(Items listed in a dataset)
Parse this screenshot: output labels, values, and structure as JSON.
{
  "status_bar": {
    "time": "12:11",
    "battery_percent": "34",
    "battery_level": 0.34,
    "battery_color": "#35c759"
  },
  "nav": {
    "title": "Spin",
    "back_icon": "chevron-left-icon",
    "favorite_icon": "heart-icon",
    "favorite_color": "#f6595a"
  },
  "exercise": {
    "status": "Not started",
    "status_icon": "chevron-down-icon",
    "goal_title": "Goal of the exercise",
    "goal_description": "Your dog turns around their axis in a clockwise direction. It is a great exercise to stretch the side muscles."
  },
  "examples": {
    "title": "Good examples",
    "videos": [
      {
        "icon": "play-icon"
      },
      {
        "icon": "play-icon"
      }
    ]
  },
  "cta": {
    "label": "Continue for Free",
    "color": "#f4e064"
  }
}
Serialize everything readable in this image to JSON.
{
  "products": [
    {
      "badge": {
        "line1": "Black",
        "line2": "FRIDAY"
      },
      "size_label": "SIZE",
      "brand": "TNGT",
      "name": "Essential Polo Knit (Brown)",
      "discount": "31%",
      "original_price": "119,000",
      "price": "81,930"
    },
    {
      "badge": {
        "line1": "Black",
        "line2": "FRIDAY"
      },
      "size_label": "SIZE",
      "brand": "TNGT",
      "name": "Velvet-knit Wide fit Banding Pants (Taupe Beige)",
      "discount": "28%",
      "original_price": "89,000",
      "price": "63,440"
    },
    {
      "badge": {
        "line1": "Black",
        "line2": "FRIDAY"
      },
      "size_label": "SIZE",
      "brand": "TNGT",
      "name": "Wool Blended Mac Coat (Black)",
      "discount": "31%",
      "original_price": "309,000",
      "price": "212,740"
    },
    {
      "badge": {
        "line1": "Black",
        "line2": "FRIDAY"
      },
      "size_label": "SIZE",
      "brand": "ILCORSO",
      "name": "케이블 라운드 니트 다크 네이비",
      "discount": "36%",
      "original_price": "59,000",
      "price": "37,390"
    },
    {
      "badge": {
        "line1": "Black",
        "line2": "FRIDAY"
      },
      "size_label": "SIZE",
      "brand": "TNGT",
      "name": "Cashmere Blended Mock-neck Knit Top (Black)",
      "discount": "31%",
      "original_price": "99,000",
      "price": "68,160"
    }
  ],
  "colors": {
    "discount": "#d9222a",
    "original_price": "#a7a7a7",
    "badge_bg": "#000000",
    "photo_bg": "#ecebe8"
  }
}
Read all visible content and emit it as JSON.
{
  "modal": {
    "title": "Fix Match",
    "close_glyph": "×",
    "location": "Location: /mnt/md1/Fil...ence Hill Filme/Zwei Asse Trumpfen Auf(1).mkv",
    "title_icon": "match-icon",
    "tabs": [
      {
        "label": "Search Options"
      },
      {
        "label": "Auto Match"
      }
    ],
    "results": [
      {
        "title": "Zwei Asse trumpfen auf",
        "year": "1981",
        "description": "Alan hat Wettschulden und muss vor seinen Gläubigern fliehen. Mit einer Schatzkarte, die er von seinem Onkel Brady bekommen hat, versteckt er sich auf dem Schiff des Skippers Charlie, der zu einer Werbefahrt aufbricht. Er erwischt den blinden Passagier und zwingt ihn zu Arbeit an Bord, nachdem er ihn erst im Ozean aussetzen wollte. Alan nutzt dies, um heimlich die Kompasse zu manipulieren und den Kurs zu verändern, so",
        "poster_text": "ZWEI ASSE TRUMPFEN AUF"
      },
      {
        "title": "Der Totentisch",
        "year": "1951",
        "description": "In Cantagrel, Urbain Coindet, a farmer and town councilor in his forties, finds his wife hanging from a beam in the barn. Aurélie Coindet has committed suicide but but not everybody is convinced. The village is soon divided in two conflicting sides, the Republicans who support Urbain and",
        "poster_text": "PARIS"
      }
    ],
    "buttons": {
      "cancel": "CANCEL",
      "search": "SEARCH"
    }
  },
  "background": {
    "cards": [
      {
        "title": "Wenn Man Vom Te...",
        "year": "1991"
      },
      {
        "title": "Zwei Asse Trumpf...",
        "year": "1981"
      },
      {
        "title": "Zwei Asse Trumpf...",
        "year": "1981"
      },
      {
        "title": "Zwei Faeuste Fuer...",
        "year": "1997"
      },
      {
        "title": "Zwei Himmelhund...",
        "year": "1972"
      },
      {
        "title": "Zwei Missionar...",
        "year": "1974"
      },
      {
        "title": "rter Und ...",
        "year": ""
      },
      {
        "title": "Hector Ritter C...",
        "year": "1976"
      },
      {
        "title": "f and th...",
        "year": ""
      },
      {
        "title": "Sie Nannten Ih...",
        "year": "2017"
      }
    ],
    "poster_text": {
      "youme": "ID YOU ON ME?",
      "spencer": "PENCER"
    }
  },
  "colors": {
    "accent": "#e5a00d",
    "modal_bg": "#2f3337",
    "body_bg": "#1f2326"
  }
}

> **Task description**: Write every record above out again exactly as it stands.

> **Answer area**:
Parse this screenshot: output labels, values, and structure as JSON.
{
  "status_bar": {
    "time": "12:11",
    "battery_percent": "34",
    "battery_level": 0.34,
    "battery_color": "#35c759"
  },
  "nav": {
    "title": "Spin",
    "back_icon": "chevron-left-icon",
    "favorite_icon": "heart-icon",
    "favorite_color": "#f6595a"
  },
  "exercise": {
    "status": "Not started",
    "status_icon": "chevron-down-icon",
    "goal_title": "Goal of the exercise",
    "goal_description": "Your dog turns around their axis in a clockwise direction. It is a great exercise to stretch the side muscles."
  },
  "examples": {
    "title": "Good examples",
    "videos": [
      {
        "icon": "play-icon"
      },
      {
        "icon": "play-icon"
      }
    ]
  },
  "cta": {
    "label": "Continue for Free",
    "color": "#f4e064"
  }
}
Serialize everything readable in this image to JSON.
{
  "products": [
    {
      "badge": {
        "line1": "Black",
        "line2": "FRIDAY"
      },
      "size_label": "SIZE",
      "brand": "TNGT",
      "name": "Essential Polo Knit (Brown)",
      "discount": "31%",
      "original_price": "119,000",
      "price": "81,930"
    },
    {
      "badge": {
        "line1": "Black",
        "line2": "FRIDAY"
      },
      "size_label": "SIZE",
      "brand": "TNGT",
      "name": "Velvet-knit Wide fit Banding Pants (Taupe Beige)",
      "discount": "28%",
      "original_price": "89,000",
      "price": "63,440"
    },
    {
      "badge": {
        "line1": "Black",
        "line2": "FRIDAY"
      },
      "size_label": "SIZE",
      "brand": "TNGT",
      "name": "Wool Blended Mac Coat (Black)",
      "discount": "31%",
      "original_price": "309,000",
      "price": "212,740"
    },
    {
      "badge": {
        "line1": "Black",
        "line2": "FRIDAY"
      },
      "size_label": "SIZE",
      "brand": "ILCORSO",
      "name": "케이블 라운드 니트 다크 네이비",
      "discount": "36%",
      "original_price": "59,000",
      "price": "37,390"
    },
    {
      "badge": {
        "line1": "Black",
        "line2": "FRIDAY"
      },
      "size_label": "SIZE",
      "brand": "TNGT",
      "name": "Cashmere Blended Mock-neck Knit Top (Black)",
      "discount": "31%",
      "original_price": "99,000",
      "price": "68,160"
    }
  ],
  "colors": {
    "discount": "#d9222a",
    "original_price": "#a7a7a7",
    "badge_bg": "#000000",
    "photo_bg": "#ecebe8"
  }
}
Read all visible content and emit it as JSON.
{
  "modal": {
    "title": "Fix Match",
    "close_glyph": "×",
    "location": "Location: /mnt/md1/Fil...ence Hill Filme/Zwei Asse Trumpfen Auf(1).mkv",
    "title_icon": "match-icon",
    "tabs": [
      {
        "label": "Search Options"
      },
      {
        "label": "Auto Match"
      }
    ],
    "results": [
      {
        "title": "Zwei Asse trumpfen auf",
        "year": "1981",
        "description": "Alan hat Wettschulden und muss vor seinen Gläubigern fliehen. Mit einer Schatzkarte, die er von seinem Onkel Brady bekommen hat, versteckt er sich auf dem Schiff des Skippers Charlie, der zu einer Werbefahrt aufbricht. Er erwischt den blinden Passagier und zwingt ihn zu Arbeit an Bord, nachdem er ihn erst im Ozean aussetzen wollte. Alan nutzt dies, um heimlich die Kompasse zu manipulieren und den Kurs zu verändern, so",
        "poster_text": "ZWEI ASSE TRUMPFEN AUF"
      },
      {
        "title": "Der Totentisch",
        "year": "1951",
        "description": "In Cantagrel, Urbain Coindet, a farmer and town councilor in his forties, finds his wife hanging from a beam in the barn. Aurélie Coindet has committed suicide but but not everybody is convinced. The village is soon divided in two conflicting sides, the Republicans who support Urbain and",
        "poster_text": "PARIS"
      }
    ],
    "buttons": {
      "cancel": "CANCEL",
      "search": "SEARCH"
    }
  },
  "background": {
    "cards": [
      {
        "title": "Wenn Man Vom Te...",
        "year": "1991"
      },
      {
        "title": "Zwei Asse Trumpf...",
        "year": "1981"
      },
      {
        "title": "Zwei Asse Trumpf...",
        "year": "1981"
      },
      {
        "title": "Zwei Faeuste Fuer...",
        "year": "1997"
      },
      {
        "title": "Zwei Himmelhund...",
        "year": "1972"
      },
      {
        "title": "Zwei Missionar...",
        "year": "1974"
      },
      {
        "title": "rter Und ...",
        "year": ""
      },
      {
        "title": "Hector Ritter C...",
        "year": "1976"
      },
      {
        "title": "f and th...",
        "year": ""
      },
      {
        "title": "Sie Nannten Ih...",
        "year": "2017"
      }
    ],
    "poster_text": {
      "youme": "ID YOU ON ME?",
      "spencer": "PENCER"
    }
  },
  "colors": {
    "accent": "#e5a00d",
    "modal_bg": "#2f3337",
    "body_bg": "#1f2326"
  }
}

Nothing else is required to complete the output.